- [YOUR GOAL]: Could you reproduce all of the entries below without a single change?

Dataset rows describing interfaces:
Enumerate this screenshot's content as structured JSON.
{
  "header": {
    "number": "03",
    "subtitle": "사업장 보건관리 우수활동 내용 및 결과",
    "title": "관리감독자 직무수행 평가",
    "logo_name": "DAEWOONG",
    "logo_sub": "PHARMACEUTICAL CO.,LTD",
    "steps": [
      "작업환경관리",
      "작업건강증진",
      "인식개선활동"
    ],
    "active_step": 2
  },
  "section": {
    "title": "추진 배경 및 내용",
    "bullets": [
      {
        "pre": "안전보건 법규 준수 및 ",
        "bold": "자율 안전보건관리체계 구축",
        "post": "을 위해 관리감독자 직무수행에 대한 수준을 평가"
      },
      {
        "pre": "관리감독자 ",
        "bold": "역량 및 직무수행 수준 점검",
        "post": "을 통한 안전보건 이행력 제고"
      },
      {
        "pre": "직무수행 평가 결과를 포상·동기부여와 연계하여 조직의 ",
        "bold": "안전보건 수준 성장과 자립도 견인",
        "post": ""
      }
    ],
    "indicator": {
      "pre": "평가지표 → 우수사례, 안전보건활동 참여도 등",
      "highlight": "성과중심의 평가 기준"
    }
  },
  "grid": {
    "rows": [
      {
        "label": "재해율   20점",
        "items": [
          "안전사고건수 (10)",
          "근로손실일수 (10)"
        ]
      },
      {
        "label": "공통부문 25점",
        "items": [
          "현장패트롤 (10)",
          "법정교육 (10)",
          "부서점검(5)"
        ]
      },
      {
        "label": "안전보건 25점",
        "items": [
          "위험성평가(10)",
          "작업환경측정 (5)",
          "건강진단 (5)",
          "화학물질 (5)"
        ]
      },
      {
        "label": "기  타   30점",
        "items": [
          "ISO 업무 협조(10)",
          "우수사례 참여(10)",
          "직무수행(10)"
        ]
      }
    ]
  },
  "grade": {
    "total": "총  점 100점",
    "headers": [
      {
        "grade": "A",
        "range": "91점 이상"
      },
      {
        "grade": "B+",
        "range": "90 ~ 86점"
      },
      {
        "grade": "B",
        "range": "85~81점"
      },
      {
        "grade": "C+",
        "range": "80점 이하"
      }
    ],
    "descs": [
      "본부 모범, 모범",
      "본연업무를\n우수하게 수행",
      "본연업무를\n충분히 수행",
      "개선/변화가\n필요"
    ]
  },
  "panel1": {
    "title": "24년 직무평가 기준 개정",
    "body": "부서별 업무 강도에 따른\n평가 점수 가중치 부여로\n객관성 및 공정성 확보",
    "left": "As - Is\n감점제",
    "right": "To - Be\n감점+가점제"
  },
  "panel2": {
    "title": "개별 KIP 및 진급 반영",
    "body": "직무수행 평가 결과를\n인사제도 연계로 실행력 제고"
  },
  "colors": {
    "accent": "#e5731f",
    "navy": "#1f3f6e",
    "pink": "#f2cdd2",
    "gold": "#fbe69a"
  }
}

- [SOLUTION TO THE PROBLEM]:
Enumerate this screenshot's content as structured JSON.
{
  "header": {
    "number": "03",
    "subtitle": "사업장 보건관리 우수활동 내용 및 결과",
    "title": "관리감독자 직무수행 평가",
    "logo_name": "DAEWOONG",
    "logo_sub": "PHARMACEUTICAL CO.,LTD",
    "steps": [
      "작업환경관리",
      "작업건강증진",
      "인식개선활동"
    ],
    "active_step": 2
  },
  "section": {
    "title": "추진 배경 및 내용",
    "bullets": [
      {
        "pre": "안전보건 법규 준수 및 ",
        "bold": "자율 안전보건관리체계 구축",
        "post": "을 위해 관리감독자 직무수행에 대한 수준을 평가"
      },
      {
        "pre": "관리감독자 ",
        "bold": "역량 및 직무수행 수준 점검",
        "post": "을 통한 안전보건 이행력 제고"
      },
      {
        "pre": "직무수행 평가 결과를 포상·동기부여와 연계하여 조직의 ",
        "bold": "안전보건 수준 성장과 자립도 견인",
        "post": ""
      }
    ],
    "indicator": {
      "pre": "평가지표 → 우수사례, 안전보건활동 참여도 등",
      "highlight": "성과중심의 평가 기준"
    }
  },
  "grid": {
    "rows": [
      {
        "label": "재해율   20점",
        "items": [
          "안전사고건수 (10)",
          "근로손실일수 (10)"
        ]
      },
      {
        "label": "공통부문 25점",
        "items": [
          "현장패트롤 (10)",
          "법정교육 (10)",
          "부서점검(5)"
        ]
      },
      {
        "label": "안전보건 25점",
        "items": [
          "위험성평가(10)",
          "작업환경측정 (5)",
          "건강진단 (5)",
          "화학물질 (5)"
        ]
      },
      {
        "label": "기  타   30점",
        "items": [
          "ISO 업무 협조(10)",
          "우수사례 참여(10)",
          "직무수행(10)"
        ]
      }
    ]
  },
  "grade": {
    "total": "총  점 100점",
    "headers": [
      {
        "grade": "A",
        "range": "91점 이상"
      },
      {
        "grade": "B+",
        "range": "90 ~ 86점"
      },
      {
        "grade": "B",
        "range": "85~81점"
      },
      {
        "grade": "C+",
        "range": "80점 이하"
      }
    ],
    "descs": [
      "본부 모범, 모범",
      "본연업무를\n우수하게 수행",
      "본연업무를\n충분히 수행",
      "개선/변화가\n필요"
    ]
  },
  "panel1": {
    "title": "24년 직무평가 기준 개정",
    "body": "부서별 업무 강도에 따른\n평가 점수 가중치 부여로\n객관성 및 공정성 확보",
    "left": "As - Is\n감점제",
    "right": "To - Be\n감점+가점제"
  },
  "panel2": {
    "title": "개별 KIP 및 진급 반영",
    "body": "직무수행 평가 결과를\n인사제도 연계로 실행력 제고"
  },
  "colors": {
    "accent": "#e5731f",
    "navy": "#1f3f6e",
    "pink": "#f2cdd2",
    "gold": "#fbe69a"
  }
}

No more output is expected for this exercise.